- **Problem statement**
What you hand back must match the records word for word, with no pictures.

Excerpts from a dataset

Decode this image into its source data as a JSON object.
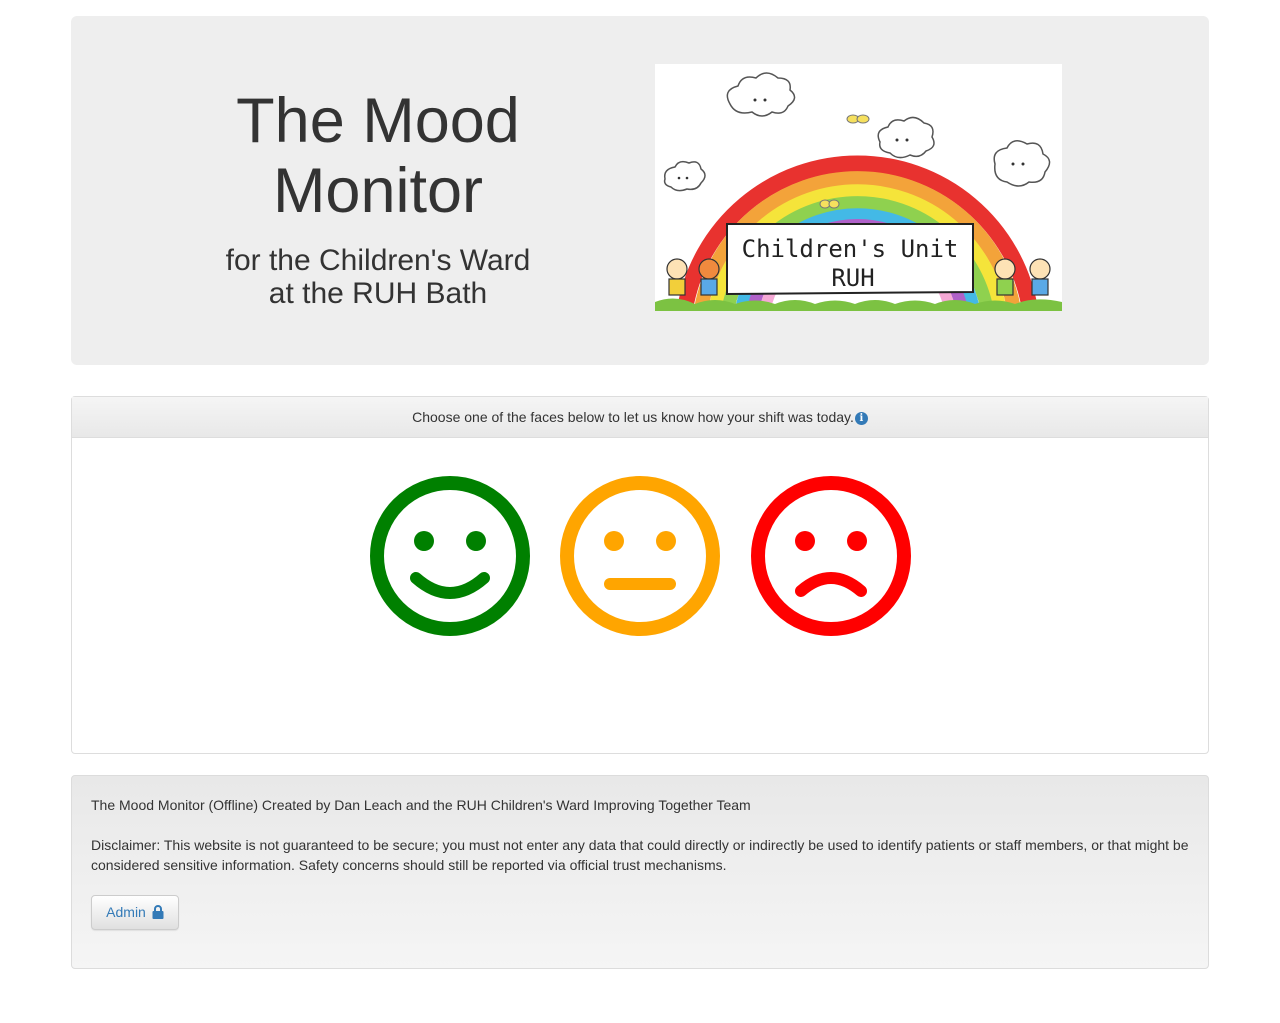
{
  "header": {
    "title": "The Mood Monitor",
    "subtitle_line1": "for the Children's Ward",
    "subtitle_line2": "at the RUH Bath",
    "logo": {
      "banner_line1": "Children's Unit",
      "banner_line2": "RUH"
    }
  },
  "panel": {
    "heading": "Choose one of the faces below to let us know how your shift was today.",
    "faces": [
      {
        "name": "happy-face",
        "color": "#008000"
      },
      {
        "name": "neutral-face",
        "color": "#ffa500"
      },
      {
        "name": "sad-face",
        "color": "#ff0000"
      }
    ]
  },
  "footer": {
    "credit": "The Mood Monitor (Offline) Created by Dan Leach and the RUH Children's Ward Improving Together Team",
    "disclaimer": "Disclaimer: This website is not guaranteed to be secure; you must not enter any data that could directly or indirectly be used to identify patients or staff members, or that might be considered sensitive information. Safety concerns should still be reported via official trust mechanisms.",
    "admin_label": "Admin"
  },
  "colors": {
    "link": "#337ab7",
    "jumbotron_bg": "#eeeeee"
  }
}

- **Solution to the exercise**
Decode this image into its source data as a JSON object.
{
  "header": {
    "title": "The Mood Monitor",
    "subtitle_line1": "for the Children's Ward",
    "subtitle_line2": "at the RUH Bath",
    "logo": {
      "banner_line1": "Children's Unit",
      "banner_line2": "RUH"
    }
  },
  "panel": {
    "heading": "Choose one of the faces below to let us know how your shift was today.",
    "faces": [
      {
        "name": "happy-face",
        "color": "#008000"
      },
      {
        "name": "neutral-face",
        "color": "#ffa500"
      },
      {
        "name": "sad-face",
        "color": "#ff0000"
      }
    ]
  },
  "footer": {
    "credit": "The Mood Monitor (Offline) Created by Dan Leach and the RUH Children's Ward Improving Together Team",
    "disclaimer": "Disclaimer: This website is not guaranteed to be secure; you must not enter any data that could directly or indirectly be used to identify patients or staff members, or that might be considered sensitive information. Safety concerns should still be reported via official trust mechanisms.",
    "admin_label": "Admin"
  },
  "colors": {
    "link": "#337ab7",
    "jumbotron_bg": "#eeeeee"
  }
}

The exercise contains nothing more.